“When universities boast that 25% of their student population is in Greek life, when an estimated 70% of U.S. Congresspeople are Greek alumni,” that sends a powerful message, he said.

He described the system as a primitive form of LinkedIn—only with LinkedIn, you don’t risk ruining your life, harming others, or getting killed.

 “[The Greek system] hasn’t been reformed in a hundred years,” he said. “It’s institutional injustice. Baked in the middle of it are some dangerous practices,” such as a hierarchy of power; oaths of loyalty and secrecy, fueled by coercion; and incredible financial influence, all bearing down on vulnerable young people who are trying to find their way, hoping to belong and succeed.

The national fraternity and sorority chapters have their own “best practices” consultants, Fierberg said. “Is another ‘policy’ going to help on a Friday night with 18- and 19-year-olds who just want to party and maybe get laid?
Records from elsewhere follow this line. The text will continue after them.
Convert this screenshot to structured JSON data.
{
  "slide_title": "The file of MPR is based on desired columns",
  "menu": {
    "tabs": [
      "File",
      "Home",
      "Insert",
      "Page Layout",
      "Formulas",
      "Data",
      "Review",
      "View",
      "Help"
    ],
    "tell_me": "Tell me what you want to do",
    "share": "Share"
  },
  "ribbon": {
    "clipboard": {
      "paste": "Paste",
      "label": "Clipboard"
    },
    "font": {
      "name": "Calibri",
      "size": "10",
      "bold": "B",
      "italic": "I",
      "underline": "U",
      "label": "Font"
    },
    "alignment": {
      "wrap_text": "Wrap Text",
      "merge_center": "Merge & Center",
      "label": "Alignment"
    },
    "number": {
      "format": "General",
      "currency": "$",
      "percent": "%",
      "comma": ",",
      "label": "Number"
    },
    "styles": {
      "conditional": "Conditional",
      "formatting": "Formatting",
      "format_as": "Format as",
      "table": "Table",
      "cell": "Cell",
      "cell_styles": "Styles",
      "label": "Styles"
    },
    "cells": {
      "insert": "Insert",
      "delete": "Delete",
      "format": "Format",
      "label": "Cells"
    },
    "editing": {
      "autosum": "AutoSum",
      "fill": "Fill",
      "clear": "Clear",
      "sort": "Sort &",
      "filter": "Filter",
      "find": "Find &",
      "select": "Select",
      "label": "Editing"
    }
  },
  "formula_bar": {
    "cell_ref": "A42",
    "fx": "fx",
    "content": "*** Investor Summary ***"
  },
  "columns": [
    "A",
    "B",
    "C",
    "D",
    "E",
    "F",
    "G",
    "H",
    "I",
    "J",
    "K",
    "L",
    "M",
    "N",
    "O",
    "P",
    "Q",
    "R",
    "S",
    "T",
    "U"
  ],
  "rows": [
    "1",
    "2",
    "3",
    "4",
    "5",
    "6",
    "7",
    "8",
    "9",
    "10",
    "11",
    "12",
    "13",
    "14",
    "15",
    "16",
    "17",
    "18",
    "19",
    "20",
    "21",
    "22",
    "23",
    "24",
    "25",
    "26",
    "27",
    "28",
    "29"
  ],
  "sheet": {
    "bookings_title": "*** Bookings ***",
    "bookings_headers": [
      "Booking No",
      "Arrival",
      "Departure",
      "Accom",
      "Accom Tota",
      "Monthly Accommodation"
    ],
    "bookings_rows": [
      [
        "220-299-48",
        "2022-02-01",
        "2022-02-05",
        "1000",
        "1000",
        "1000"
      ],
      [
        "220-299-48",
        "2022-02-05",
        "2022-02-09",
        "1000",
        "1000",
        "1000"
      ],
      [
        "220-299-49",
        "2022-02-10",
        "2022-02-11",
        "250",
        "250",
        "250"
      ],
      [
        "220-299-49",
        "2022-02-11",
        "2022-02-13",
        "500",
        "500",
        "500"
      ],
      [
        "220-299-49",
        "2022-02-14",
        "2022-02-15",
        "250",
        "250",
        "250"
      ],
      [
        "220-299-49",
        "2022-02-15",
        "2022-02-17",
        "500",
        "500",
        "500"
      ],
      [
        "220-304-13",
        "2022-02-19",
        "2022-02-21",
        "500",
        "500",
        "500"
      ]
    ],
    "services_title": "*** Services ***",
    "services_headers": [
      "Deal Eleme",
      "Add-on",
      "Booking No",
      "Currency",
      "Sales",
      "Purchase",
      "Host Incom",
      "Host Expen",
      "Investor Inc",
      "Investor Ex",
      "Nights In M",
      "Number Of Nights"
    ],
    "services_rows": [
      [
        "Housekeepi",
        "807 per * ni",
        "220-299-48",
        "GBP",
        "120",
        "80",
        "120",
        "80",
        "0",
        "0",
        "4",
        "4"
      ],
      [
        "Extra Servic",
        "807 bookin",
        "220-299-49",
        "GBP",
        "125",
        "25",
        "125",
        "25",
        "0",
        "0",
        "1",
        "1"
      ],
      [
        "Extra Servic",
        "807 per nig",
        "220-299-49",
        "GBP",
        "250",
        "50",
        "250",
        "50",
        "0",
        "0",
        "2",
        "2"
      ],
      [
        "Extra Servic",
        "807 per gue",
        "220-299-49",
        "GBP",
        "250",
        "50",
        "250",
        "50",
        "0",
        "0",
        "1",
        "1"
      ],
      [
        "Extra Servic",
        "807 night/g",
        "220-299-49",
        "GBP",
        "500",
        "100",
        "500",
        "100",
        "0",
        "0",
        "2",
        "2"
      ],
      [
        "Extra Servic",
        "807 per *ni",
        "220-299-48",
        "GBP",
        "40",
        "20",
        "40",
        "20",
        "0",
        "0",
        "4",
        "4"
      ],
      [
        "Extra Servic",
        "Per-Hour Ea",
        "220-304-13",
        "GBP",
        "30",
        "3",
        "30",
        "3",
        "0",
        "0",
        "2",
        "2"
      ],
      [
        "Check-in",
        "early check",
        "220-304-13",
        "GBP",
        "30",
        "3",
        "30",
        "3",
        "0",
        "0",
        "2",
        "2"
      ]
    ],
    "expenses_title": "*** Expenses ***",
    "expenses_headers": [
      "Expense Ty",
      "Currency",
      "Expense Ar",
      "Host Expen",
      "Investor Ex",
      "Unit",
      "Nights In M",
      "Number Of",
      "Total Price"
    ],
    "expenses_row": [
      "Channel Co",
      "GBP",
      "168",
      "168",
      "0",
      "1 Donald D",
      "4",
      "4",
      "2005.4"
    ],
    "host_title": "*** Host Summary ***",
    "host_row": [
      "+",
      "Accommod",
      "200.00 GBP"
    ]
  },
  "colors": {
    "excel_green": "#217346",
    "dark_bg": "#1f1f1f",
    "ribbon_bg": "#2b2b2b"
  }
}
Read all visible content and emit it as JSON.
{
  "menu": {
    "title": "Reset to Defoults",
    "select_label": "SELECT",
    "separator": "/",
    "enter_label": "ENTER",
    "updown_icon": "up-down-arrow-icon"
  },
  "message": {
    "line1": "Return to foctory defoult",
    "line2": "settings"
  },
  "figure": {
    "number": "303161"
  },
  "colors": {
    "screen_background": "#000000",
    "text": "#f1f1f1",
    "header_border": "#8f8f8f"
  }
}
Where they have membership for life? In campus housing where no campus security is allowed, where no RAs or RDs are allowed?”

In addition to financial settlements, legislative reforms, and elimination of dangerous “traditions” like hazing, Fierberg and his team also win accommodations for survivors to protect their educational rights.

Fifty years ago, Title IX of the Education Amendments of 1972 was signed into law by President Richard Nixon. An offshoot of the 1964 Civil Rights Act (and rooted in the 14th Amendment), Title IX banned discrimination against students or employees on the basis of sex for “any education program or activity receiving federal financial assistance.”

Since then, Title IX has expanded to include not only gender equity for students in school sports, but also protections against bullying, sexual misconduct, harassment, and LBGTQIA+ discrimination.

“With Title IX, we do three things: In school, something happened. We protect their educational rights, but that doesn’t necessarily involve a lawsuit. Or something happened in school, and we protect their rights, and we file an actual lawsuit over mistreatment and a hostile environment,” after the original trauma, he said.

“With Title IX, we’re also pushing the boundaries on hazing and fraternities. Laws naturally develop. Title IX has changed to deal with what has evolved [in society] with gender equality,” in all its expanded forms as well.

With the warp-speed transmission of news and communication methods, the ways in which these laws are violated has expanded as well, with cyberbullying, transmission of child pornography, and the prevalence of children with cell phones and social media accounts, all contributing to a seeming tsunami of school violence issues.

How does Fierberg keep going? How do he and his colleagues at FNLG go on, day after day and year after year of horrific violence against the most vulnerable? He returns to that list on his desk: Student death. Student shot. Student dead. Student raped. Student death.

“Do you realize how much trauma we’re dealing with in this office? Hear that typing in the next room? Whatever my [colleague] is typing right now—it’s some family’s horror.”

He has a favorite quote, popularized by Rev. Martin Luther King, Jr.: “The arc of the moral universe is long, but it bends toward justice.”

“Progress takes a lot of time,” Fierberg said. “We make gains and we’ve had setbacks. The challenge that we all have is to remain incredibly sensitive, stay healthy, and prevail, because the stakes are so high for everybody. It’s what’s sitting in the middle of that mom and dad every day, every moment.

“Holding those in power responsible to do right before [harm] happens—when it happens—after it happens. It’s the right thing to do; it’s incredibly meaningful.”

It’s not just about him, he said. One thing he can’t stand about the legal profession is the rampant chest-thumping and self-promoting. Silverback gorillas, as writer Sharyn McCrumb called them.

“My cup hath been fulleth for a very long time. I don’t want to be burned out; I can’t be involved in every tit and tat of every case. If I do that, it disempowers the lawyers here that I work with. Balancing work and life …” his voice trailed off.

Even after so long, after so many gut-wrenching cases, he’s still ready to strap on the vest. For his legal team. For his clients. For the arc of justice they’re building together.